  2. Building the capacity and communication of existing groups, agencies, and organizations.

  3. An action plan and the community more sustainable.

  4. Providing ongoing expertise, resources, like helping identifying money, and motivation needed to carryout the action plan.


The Team Process

Team is invited into the community by the local government, a socially conscious business, a coalition of public interest groups, a government agency, or a non-profit organization.

The Team of experts then conducts a series of interviews with local groups to assess what are the local issues, problems, strengths, weaknesses, needs, and capacity. The assessment will not only study the issues but also the social justice, environmental, and economic development work and actions that have taken place in the past, are currently being worked on, and are planned for the future. Team members will meet with groups according to their area of expertise to both conduct interviews, explain how sustainability is in the organizations own interest, and encourage community leaders and organizations to actively participate in the creation and carrying-out of the action plan. For example, the team's conservation specialist will meet with Land Trusts while the business expert will meet with the Chamber of Commerce and local business leaders.

The Team will then compile a report from the assessment to draw connections between the social, environment, and economic realities in the community. This report will be the basis for creating an action plan.

The Team members will gather together local leaders to comment on the report and to craft an action plan for moving the community toward becoming sustainable. The basic premise of the action plan is to utilize local assets and strengths to address local needs and problems. The action plan draws upon and bolsters existing organizations, their work, and the community's strengths. Additionally, the team locates the resources needed to create new actions and organizations that are needed in the community. All actions need to address the underlying social, economic, and environmental roots of the community's problems.

An example Action Plan finding and project: The Team after working on the community assessment has found that the lack of affordable and comfortable housing is within existing city limits and infrastructure is forcing young families and others to build or locate cheap modular homes on open space outside of town resulting in a loss of farmland and open space, increased auto traffic, and sprawling uncomfortable and unattractive developments.

Additionally, city and county plans, regulations, and building codes favor this type of sprawling development. The Team pulls together affordable housing advocates, city and county planners, a local land trust, and a local developer to create the Action Plan. The plan includes locating the funding to building in-fill low-income housing that families will choose to live in, changing county and city regulations to make in-fill, affordable housing more feasible, and protecting open space. The Team provides organizing, financing, planning, logistical, and marketing support throughout the project with an evaluation after one year and assistance to build an ongoing program for affordable, attractive, and high-density housing in the community and to eliminate incentives for sprawling developments.

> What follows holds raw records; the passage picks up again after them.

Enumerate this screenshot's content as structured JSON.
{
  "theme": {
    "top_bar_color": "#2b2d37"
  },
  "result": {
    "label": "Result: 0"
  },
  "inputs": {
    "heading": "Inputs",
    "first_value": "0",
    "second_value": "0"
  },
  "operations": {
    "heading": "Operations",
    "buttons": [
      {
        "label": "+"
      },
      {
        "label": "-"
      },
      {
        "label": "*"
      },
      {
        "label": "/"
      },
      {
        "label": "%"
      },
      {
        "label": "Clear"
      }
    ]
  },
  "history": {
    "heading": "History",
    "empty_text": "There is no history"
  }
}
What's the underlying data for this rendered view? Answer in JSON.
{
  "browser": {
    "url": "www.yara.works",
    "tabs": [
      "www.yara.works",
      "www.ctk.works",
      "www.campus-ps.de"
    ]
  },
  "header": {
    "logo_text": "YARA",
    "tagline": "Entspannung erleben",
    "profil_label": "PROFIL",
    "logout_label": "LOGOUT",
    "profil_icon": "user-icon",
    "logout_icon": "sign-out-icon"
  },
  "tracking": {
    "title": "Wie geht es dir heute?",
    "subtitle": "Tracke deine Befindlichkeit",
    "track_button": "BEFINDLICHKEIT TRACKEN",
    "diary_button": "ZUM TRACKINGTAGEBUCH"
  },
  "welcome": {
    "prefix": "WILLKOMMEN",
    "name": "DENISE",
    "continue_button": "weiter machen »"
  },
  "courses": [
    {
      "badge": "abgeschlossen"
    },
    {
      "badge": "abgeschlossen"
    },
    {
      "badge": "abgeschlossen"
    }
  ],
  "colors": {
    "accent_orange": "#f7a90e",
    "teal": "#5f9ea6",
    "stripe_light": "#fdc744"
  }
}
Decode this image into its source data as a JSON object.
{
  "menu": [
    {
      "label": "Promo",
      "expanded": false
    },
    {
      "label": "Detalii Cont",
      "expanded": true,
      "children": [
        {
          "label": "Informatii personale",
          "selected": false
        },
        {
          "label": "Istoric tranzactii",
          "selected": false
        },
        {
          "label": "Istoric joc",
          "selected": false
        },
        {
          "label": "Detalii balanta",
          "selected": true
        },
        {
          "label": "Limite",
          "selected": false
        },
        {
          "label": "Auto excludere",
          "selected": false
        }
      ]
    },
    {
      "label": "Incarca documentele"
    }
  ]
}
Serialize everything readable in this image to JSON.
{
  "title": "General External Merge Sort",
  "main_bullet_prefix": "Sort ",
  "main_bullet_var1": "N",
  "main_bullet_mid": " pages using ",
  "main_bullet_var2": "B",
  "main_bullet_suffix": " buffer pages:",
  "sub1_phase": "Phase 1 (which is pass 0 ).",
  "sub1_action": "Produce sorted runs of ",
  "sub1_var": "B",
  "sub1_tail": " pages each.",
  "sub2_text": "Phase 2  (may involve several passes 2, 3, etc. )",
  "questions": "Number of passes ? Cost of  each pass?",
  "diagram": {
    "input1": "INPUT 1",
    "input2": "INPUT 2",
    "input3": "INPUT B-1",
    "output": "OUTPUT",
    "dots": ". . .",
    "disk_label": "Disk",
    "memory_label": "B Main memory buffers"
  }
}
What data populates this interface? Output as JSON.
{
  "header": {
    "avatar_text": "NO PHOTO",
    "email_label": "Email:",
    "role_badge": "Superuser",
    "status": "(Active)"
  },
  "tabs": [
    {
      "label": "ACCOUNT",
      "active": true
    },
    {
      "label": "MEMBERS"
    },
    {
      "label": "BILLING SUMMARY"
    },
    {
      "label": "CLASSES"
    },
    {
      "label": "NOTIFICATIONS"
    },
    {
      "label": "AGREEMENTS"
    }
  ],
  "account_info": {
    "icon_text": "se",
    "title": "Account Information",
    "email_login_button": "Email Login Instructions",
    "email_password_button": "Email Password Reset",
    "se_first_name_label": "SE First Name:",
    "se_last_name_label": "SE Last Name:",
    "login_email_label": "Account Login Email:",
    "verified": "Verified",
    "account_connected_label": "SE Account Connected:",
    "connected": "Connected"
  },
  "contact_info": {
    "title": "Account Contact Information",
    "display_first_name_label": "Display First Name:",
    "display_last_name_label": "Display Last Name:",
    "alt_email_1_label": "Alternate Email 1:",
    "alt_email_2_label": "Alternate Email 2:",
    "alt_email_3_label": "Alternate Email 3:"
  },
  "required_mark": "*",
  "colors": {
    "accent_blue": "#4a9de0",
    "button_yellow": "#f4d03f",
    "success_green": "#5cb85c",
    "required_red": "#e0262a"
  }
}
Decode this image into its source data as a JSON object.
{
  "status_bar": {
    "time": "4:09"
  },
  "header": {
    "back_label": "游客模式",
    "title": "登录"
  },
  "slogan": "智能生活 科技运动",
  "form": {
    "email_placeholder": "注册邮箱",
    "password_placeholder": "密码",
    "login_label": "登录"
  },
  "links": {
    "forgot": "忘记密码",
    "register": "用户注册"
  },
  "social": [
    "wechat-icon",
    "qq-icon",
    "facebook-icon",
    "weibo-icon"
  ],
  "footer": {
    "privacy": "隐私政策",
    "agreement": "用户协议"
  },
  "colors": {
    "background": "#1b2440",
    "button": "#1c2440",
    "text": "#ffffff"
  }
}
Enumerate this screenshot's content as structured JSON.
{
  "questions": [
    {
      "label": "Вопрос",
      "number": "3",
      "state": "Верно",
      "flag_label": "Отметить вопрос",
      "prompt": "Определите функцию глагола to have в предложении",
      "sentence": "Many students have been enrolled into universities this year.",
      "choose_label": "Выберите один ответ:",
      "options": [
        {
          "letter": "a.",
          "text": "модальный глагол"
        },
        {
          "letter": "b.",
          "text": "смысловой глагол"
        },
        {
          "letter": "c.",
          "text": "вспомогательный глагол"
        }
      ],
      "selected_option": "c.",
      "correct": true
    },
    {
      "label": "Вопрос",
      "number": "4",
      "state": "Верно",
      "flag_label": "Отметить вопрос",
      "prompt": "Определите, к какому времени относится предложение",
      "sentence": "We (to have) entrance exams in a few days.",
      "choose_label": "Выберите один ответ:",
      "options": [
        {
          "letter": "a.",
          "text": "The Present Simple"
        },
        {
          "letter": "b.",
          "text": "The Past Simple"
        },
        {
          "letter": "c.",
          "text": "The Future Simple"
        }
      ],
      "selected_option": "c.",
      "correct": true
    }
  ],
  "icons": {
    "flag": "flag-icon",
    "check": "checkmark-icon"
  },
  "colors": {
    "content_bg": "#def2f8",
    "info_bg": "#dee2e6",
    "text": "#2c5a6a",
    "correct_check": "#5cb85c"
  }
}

At the end of the first year, the Team will evaluate the plan and work with the committees to make modifications in plan in order to insure that it is able to reconstruct the community's root problems over time. The Team will also continue to act as a consultant to the committees providing dispute resolution, expertise, and the long-term commitment necessary to make the plan a reality over time.

Plan Helena, a local Helena, Montana, based planning and smart growth organization is interested in working with the Team process as a way of helping move Helena toward becoming more sustainable.

A World Institute for a Sustainable Humanity